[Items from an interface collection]
□ □ □ □ □

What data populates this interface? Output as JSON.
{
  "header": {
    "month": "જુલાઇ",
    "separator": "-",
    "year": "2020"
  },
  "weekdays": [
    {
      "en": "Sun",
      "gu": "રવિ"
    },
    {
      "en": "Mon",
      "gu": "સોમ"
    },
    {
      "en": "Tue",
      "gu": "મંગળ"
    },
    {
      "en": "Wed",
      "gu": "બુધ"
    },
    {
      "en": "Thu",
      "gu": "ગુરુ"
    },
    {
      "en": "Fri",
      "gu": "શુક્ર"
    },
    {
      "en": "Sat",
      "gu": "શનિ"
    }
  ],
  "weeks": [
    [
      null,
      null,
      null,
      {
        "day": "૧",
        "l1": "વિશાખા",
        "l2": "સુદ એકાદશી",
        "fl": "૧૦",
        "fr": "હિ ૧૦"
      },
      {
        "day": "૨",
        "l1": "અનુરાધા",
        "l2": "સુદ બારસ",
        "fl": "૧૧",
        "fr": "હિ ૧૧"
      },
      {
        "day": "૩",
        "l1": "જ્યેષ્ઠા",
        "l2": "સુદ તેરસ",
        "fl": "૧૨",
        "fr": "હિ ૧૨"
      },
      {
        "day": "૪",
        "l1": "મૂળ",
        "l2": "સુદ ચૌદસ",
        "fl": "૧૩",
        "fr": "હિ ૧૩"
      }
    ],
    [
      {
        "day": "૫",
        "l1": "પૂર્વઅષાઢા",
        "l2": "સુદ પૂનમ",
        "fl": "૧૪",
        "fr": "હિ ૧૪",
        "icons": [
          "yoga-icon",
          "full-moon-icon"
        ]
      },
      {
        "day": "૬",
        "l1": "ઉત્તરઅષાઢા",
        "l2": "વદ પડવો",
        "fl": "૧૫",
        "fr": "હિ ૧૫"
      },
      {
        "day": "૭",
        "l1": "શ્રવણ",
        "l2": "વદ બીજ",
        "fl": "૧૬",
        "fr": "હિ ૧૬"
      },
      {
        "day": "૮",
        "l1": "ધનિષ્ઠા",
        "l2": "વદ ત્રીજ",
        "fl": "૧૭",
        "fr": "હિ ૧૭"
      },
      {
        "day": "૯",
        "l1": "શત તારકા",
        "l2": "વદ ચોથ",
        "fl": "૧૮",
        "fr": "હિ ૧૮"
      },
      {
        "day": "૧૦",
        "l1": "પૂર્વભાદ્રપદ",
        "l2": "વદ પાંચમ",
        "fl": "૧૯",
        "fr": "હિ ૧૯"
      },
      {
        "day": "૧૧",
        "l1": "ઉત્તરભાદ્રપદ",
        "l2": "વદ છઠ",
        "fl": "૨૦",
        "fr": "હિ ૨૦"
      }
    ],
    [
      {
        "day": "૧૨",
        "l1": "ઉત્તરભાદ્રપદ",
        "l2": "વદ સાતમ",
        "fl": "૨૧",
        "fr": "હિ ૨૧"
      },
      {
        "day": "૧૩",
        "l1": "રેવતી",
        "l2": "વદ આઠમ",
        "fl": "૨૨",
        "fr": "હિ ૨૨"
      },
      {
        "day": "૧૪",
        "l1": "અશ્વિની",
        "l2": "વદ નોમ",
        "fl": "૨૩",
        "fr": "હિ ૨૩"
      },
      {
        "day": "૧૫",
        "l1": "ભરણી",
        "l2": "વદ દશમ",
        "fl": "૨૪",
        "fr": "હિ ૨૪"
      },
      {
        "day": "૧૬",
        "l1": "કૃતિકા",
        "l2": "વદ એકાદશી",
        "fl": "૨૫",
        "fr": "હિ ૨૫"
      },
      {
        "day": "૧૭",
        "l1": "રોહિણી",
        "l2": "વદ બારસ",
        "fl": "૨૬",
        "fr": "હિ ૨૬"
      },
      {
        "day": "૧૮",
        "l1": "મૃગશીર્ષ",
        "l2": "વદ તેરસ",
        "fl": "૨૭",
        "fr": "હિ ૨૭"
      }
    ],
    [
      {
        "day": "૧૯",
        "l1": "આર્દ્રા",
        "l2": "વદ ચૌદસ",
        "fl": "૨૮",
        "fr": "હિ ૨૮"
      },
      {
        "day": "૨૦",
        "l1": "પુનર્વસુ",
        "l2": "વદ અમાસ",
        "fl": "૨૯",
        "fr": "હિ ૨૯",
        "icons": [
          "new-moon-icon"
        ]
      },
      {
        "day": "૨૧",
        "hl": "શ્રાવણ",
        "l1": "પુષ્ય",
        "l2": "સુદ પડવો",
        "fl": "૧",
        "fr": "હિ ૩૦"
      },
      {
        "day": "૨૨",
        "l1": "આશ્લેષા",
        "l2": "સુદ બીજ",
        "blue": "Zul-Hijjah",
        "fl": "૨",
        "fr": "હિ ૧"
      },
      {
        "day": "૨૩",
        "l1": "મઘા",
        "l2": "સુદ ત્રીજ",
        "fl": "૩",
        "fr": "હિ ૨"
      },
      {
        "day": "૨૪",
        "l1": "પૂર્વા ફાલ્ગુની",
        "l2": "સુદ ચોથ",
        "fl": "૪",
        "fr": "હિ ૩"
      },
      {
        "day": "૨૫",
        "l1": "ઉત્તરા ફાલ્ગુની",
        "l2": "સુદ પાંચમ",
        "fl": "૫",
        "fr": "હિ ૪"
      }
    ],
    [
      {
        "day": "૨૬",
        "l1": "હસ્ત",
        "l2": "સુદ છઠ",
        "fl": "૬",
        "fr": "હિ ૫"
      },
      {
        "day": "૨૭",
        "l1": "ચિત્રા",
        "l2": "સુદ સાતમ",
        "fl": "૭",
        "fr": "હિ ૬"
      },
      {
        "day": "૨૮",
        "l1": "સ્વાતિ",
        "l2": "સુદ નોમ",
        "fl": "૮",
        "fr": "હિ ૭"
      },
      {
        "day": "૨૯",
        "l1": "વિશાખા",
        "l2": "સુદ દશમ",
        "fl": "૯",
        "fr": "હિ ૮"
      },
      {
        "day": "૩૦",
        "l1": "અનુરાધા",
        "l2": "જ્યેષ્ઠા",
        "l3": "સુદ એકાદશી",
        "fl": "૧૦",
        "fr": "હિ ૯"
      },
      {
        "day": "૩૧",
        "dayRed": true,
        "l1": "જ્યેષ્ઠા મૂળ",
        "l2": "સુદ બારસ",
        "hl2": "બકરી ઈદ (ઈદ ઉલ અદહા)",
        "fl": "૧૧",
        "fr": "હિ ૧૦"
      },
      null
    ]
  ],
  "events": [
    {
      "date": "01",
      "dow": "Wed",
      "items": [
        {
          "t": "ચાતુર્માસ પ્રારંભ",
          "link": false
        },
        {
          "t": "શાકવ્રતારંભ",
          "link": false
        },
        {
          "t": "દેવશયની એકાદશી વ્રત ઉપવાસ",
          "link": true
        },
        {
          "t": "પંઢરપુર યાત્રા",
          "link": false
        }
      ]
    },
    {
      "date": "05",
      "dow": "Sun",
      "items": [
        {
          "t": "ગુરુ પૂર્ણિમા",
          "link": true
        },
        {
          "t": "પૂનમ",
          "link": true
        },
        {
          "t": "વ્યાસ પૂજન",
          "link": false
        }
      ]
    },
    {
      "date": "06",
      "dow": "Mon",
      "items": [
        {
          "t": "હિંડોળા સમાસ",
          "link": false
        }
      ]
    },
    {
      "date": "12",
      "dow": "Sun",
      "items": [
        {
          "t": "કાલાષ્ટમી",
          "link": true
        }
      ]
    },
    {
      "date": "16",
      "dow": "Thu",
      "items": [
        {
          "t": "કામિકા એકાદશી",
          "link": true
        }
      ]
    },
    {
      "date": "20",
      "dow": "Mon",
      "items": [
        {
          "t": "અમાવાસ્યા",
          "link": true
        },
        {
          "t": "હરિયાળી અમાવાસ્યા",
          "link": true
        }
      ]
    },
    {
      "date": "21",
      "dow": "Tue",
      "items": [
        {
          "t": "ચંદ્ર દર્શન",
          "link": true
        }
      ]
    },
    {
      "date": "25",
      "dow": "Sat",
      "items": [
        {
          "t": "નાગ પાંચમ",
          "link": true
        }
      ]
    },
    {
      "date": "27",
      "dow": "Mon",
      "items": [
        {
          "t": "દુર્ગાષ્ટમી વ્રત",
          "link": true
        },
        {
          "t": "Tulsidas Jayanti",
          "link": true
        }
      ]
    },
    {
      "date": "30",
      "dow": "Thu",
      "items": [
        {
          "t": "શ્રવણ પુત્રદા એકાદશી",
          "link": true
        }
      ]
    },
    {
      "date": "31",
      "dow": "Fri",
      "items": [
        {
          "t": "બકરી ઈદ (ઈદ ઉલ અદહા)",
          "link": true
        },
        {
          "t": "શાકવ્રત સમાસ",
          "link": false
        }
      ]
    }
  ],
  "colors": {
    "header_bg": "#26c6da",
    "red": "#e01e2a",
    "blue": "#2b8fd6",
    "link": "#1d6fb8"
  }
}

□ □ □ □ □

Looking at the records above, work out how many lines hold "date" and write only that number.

11